===== DATASET CONTENT =====

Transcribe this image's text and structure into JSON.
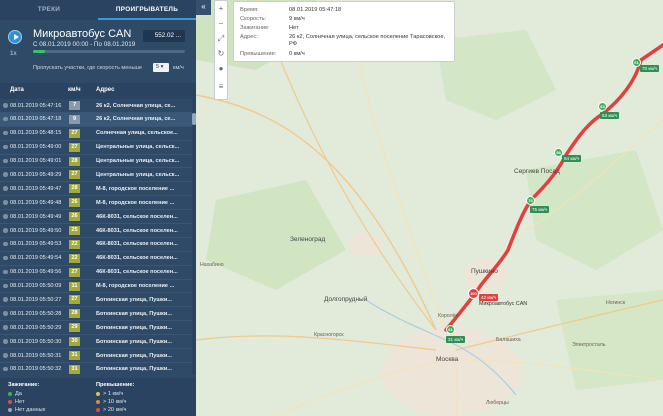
{
  "tabs": [
    {
      "label": "ТРЕКИ"
    },
    {
      "label": "ПРОИГРЫВАТЕЛЬ"
    }
  ],
  "vehicle": {
    "name": "Микроавтобус CAN",
    "dates": "С 08.01.2019 00:00 - По 08.01.2019",
    "distance": "552.02 ...",
    "speed_multiplier": "1x",
    "progress": 0.08
  },
  "skip": {
    "label": "Пропускать участки, где скорость меньше",
    "value": "5",
    "unit": "км/ч"
  },
  "table": {
    "headers": {
      "date": "Дата",
      "speed": "км/ч",
      "address": "Адрес"
    },
    "rows": [
      {
        "date": "08.01.2019 05:47:16",
        "speed": "7",
        "address": "26 к2, Солнечная улица, се..."
      },
      {
        "date": "08.01.2019 05:47:18",
        "speed": "9",
        "address": "26 к2, Солнечная улица, се..."
      },
      {
        "date": "08.01.2019 05:48:15",
        "speed": "27",
        "address": "Солнечная улица, сельское..."
      },
      {
        "date": "08.01.2019 05:49:00",
        "speed": "27",
        "address": "Центральные улица, сельск..."
      },
      {
        "date": "08.01.2019 05:49:01",
        "speed": "28",
        "address": "Центральные улица, сельск..."
      },
      {
        "date": "08.01.2019 05:49:29",
        "speed": "27",
        "address": "Центральные улица, сельск..."
      },
      {
        "date": "08.01.2019 05:49:47",
        "speed": "28",
        "address": "М-8, городское поселение ..."
      },
      {
        "date": "08.01.2019 05:49:48",
        "speed": "26",
        "address": "М-8, городское поселение ..."
      },
      {
        "date": "08.01.2019 05:49:49",
        "speed": "26",
        "address": "46К-8031, сельское поселен..."
      },
      {
        "date": "08.01.2019 05:49:50",
        "speed": "25",
        "address": "46К-8031, сельское поселен..."
      },
      {
        "date": "08.01.2019 05:49:53",
        "speed": "22",
        "address": "46К-8031, сельское поселен..."
      },
      {
        "date": "08.01.2019 05:49:54",
        "speed": "22",
        "address": "46К-8031, сельское поселен..."
      },
      {
        "date": "08.01.2019 05:49:56",
        "speed": "27",
        "address": "46К-8031, сельское поселен..."
      },
      {
        "date": "08.01.2019 05:50:09",
        "speed": "11",
        "address": "М-8, городское поселение ..."
      },
      {
        "date": "08.01.2019 05:50:27",
        "speed": "27",
        "address": "Боткинская улица, Пушки..."
      },
      {
        "date": "08.01.2019 05:50:28",
        "speed": "28",
        "address": "Боткинская улица, Пушки..."
      },
      {
        "date": "08.01.2019 05:50:29",
        "speed": "29",
        "address": "Боткинская улица, Пушки..."
      },
      {
        "date": "08.01.2019 05:50:30",
        "speed": "30",
        "address": "Боткинская улица, Пушки..."
      },
      {
        "date": "08.01.2019 05:50:31",
        "speed": "31",
        "address": "Боткинская улица, Пушки..."
      },
      {
        "date": "08.01.2019 05:50:32",
        "speed": "31",
        "address": "Боткинская улица, Пушки..."
      }
    ]
  },
  "legend": {
    "ignition_title": "Зажигание:",
    "ignition": [
      {
        "label": "Да",
        "color": "#3bb05d"
      },
      {
        "label": "Нет",
        "color": "#e04b4b"
      },
      {
        "label": "Нет данных",
        "color": "#9aa7b4"
      }
    ],
    "excess_title": "Превышение:",
    "excess": [
      {
        "label": "> 1 км/ч",
        "color": "#e0c24b"
      },
      {
        "label": "> 10 км/ч",
        "color": "#e08a3b"
      },
      {
        "label": "> 20 км/ч",
        "color": "#e04b4b"
      }
    ]
  },
  "tooltip": {
    "time_label": "Время:",
    "time": "08.01.2019 05:47:18",
    "speed_label": "Скорость:",
    "speed": "9 км/ч",
    "ignition_label": "Зажигание:",
    "ignition": "Нет",
    "address_label": "Адрес:",
    "address": "26 к2, Солнечная улица, сельское поселение Тарасовское, РФ",
    "excess_label": "Превышение:",
    "excess": "0 км/ч"
  },
  "map": {
    "places": [
      {
        "name": "Нахабино"
      },
      {
        "name": "Зеленоград"
      },
      {
        "name": "Долгопрудный"
      },
      {
        "name": "Красногорск"
      },
      {
        "name": "Москва"
      },
      {
        "name": "Пушкино"
      },
      {
        "name": "Королёв"
      },
      {
        "name": "Балашиха"
      },
      {
        "name": "Люберцы"
      },
      {
        "name": "Сергиев Посад"
      },
      {
        "name": "Электросталь"
      },
      {
        "name": "Ногинск"
      }
    ],
    "markers": [
      {
        "label": "61",
        "speed": "70 км/ч"
      },
      {
        "label": "63",
        "speed": "63 км/ч"
      },
      {
        "label": "58",
        "speed": "64 км/ч"
      },
      {
        "label": "78",
        "speed": "75 км/ч"
      },
      {
        "label": "61",
        "speed": "31 км/ч"
      }
    ],
    "vehicle_label": "Микроавтобус CAN",
    "vehicle_badge": "100",
    "vehicle_speed": "42 км/ч"
  }
}
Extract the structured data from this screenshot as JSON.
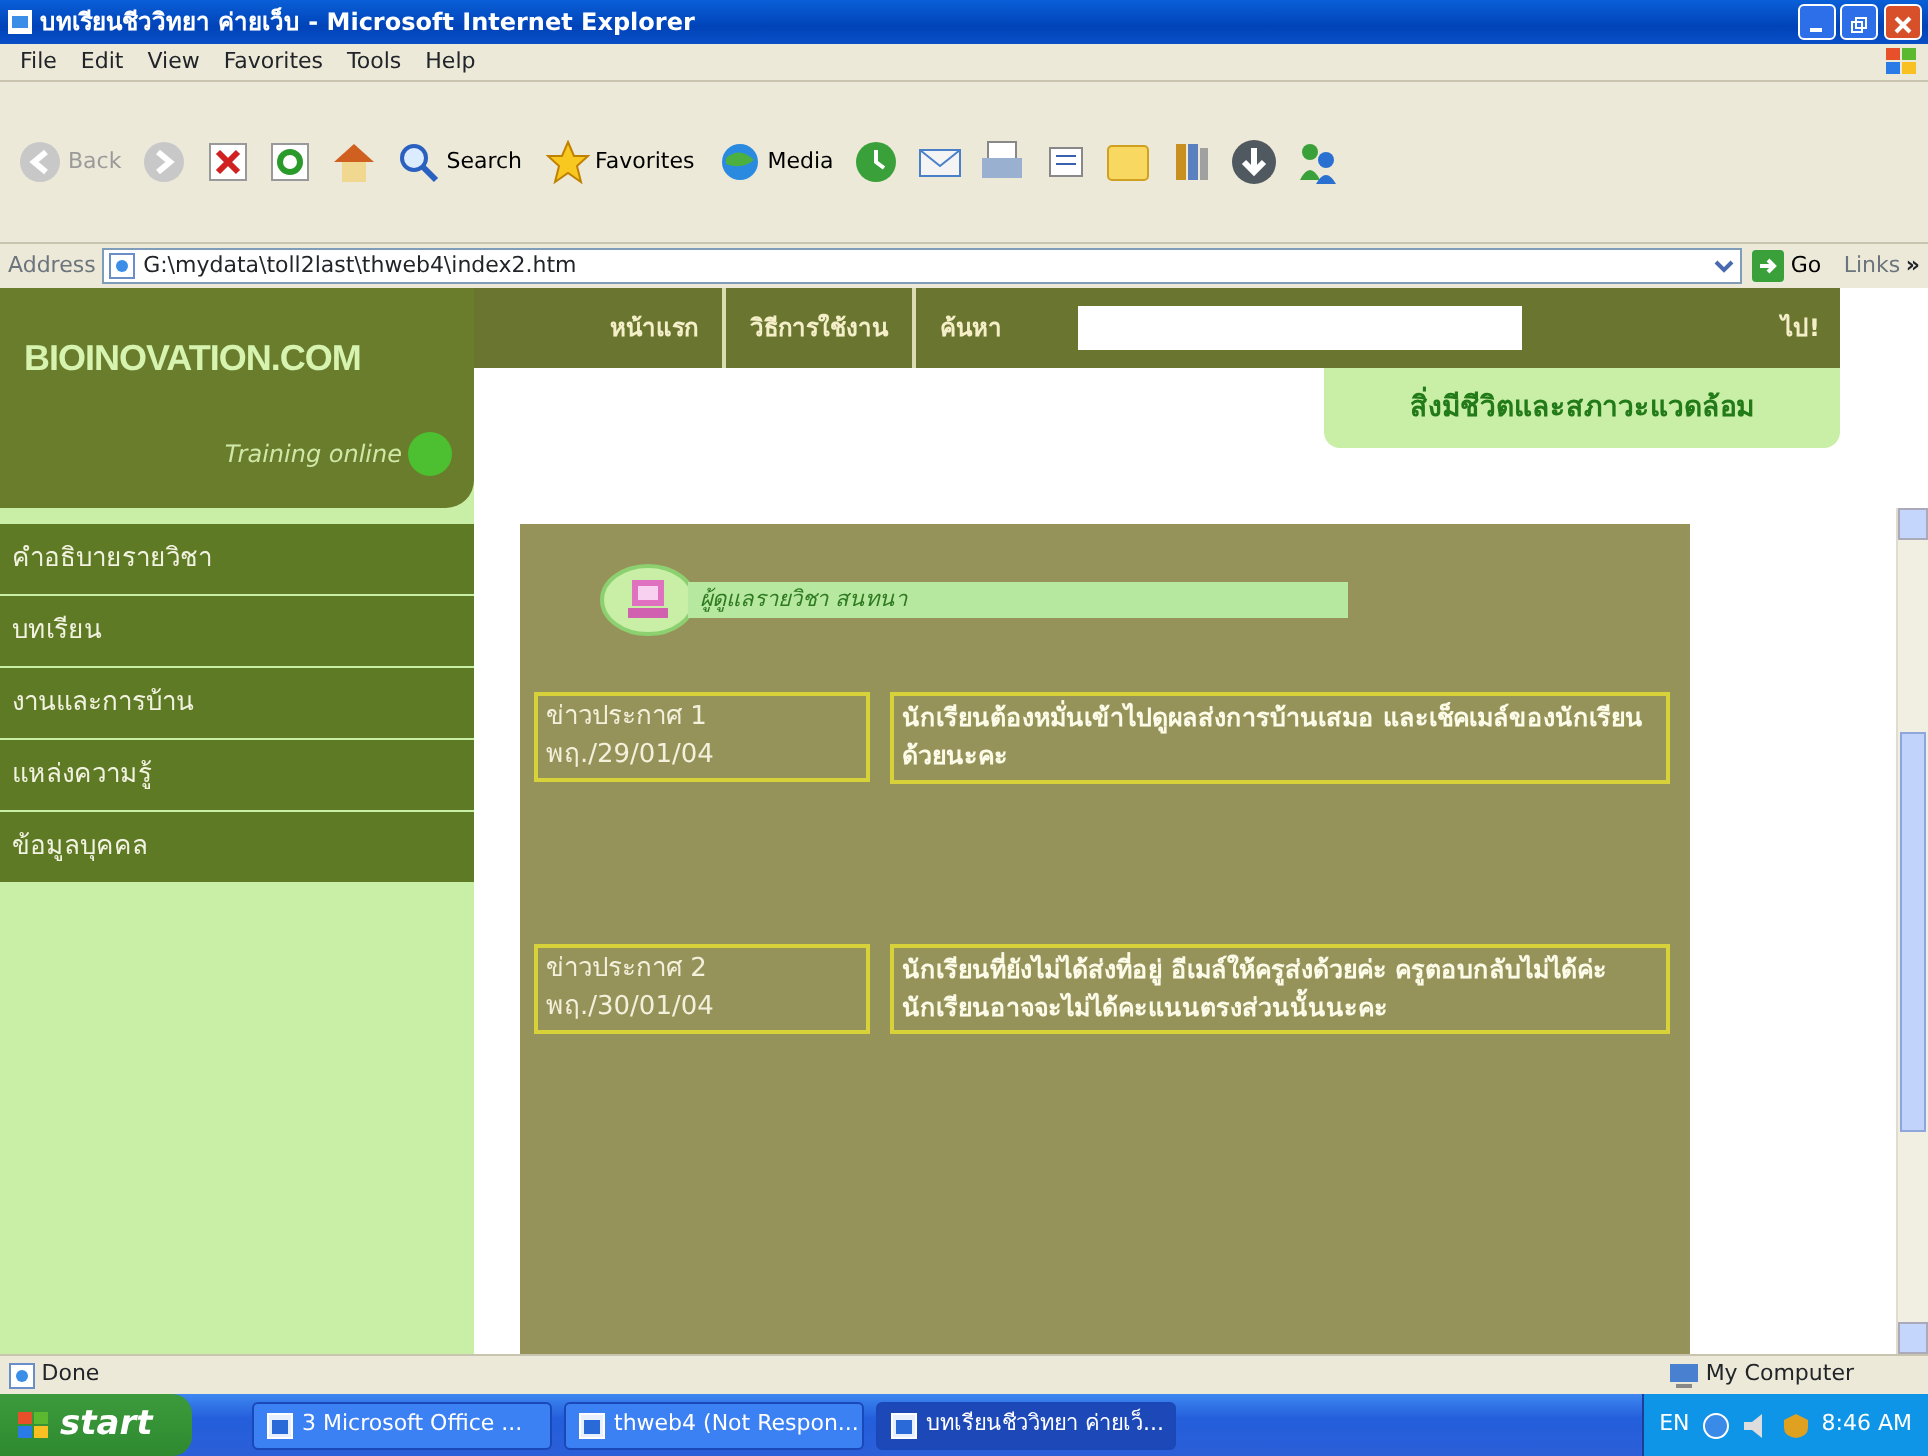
{
  "window": {
    "title": "บทเรียนชีววิทยา ค่ายเว็บ - Microsoft Internet Explorer"
  },
  "menu_bar": [
    "File",
    "Edit",
    "View",
    "Favorites",
    "Tools",
    "Help"
  ],
  "toolbar": [
    {
      "label": "Back",
      "disabled": true
    },
    {
      "label": "Search",
      "disabled": false
    },
    {
      "label": "Favorites",
      "disabled": false
    },
    {
      "label": "Media",
      "disabled": false
    }
  ],
  "address_bar": {
    "label": "Address",
    "value": "G:\\mydata\\toll2last\\thweb4\\index2.htm",
    "go": "Go",
    "links": "Links",
    "more": "»"
  },
  "page": {
    "logo": "BIOINOVATION.COM",
    "tagline": "Training online",
    "nav": [
      "หน้าแรก",
      "วิธีการใช้งาน",
      "ค้นหา"
    ],
    "search_button": "ไป!",
    "subject": "สิ่งมีชีวิตและสภาวะแวดล้อม",
    "sidebar": [
      "คำอธิบายรายวิชา",
      "บทเรียน",
      "งานและการบ้าน",
      "แหล่งความรู้",
      "ข้อมูลบุคคล"
    ],
    "panel_title": "ผู้ดูแลรายวิชา สนทนา",
    "announcements": [
      {
        "title": "ข่าวประกาศ 1",
        "date": "พฤ./29/01/04",
        "text": "นักเรียนต้องหมั่นเข้าไปดูผลส่งการบ้านเสมอ  และเช็คเมล์ของนักเรียน ด้วยนะคะ"
      },
      {
        "title": "ข่าวประกาศ 2",
        "date": "พฤ./30/01/04",
        "text": "นักเรียนที่ยังไม่ได้ส่งที่อยู่ อีเมล์ให้ครูส่งด้วยค่ะ ครูตอบกลับไม่ได้ค่ะ นักเรียนอาจจะไม่ได้คะแนนตรงส่วนนั้นนะคะ"
      }
    ]
  },
  "status_bar": {
    "text": "Done",
    "zone": "My Computer"
  },
  "taskbar": {
    "start": "start",
    "tasks": [
      {
        "label": "3 Microsoft Office ...",
        "selected": false
      },
      {
        "label": "thweb4 (Not Respon...",
        "selected": false
      },
      {
        "label": "บทเรียนชีววิทยา ค่ายเว็...",
        "selected": true
      }
    ],
    "language": "EN",
    "clock": "8:46 AM"
  }
}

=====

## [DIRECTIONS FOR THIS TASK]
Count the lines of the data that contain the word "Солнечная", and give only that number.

## [REPLY]
4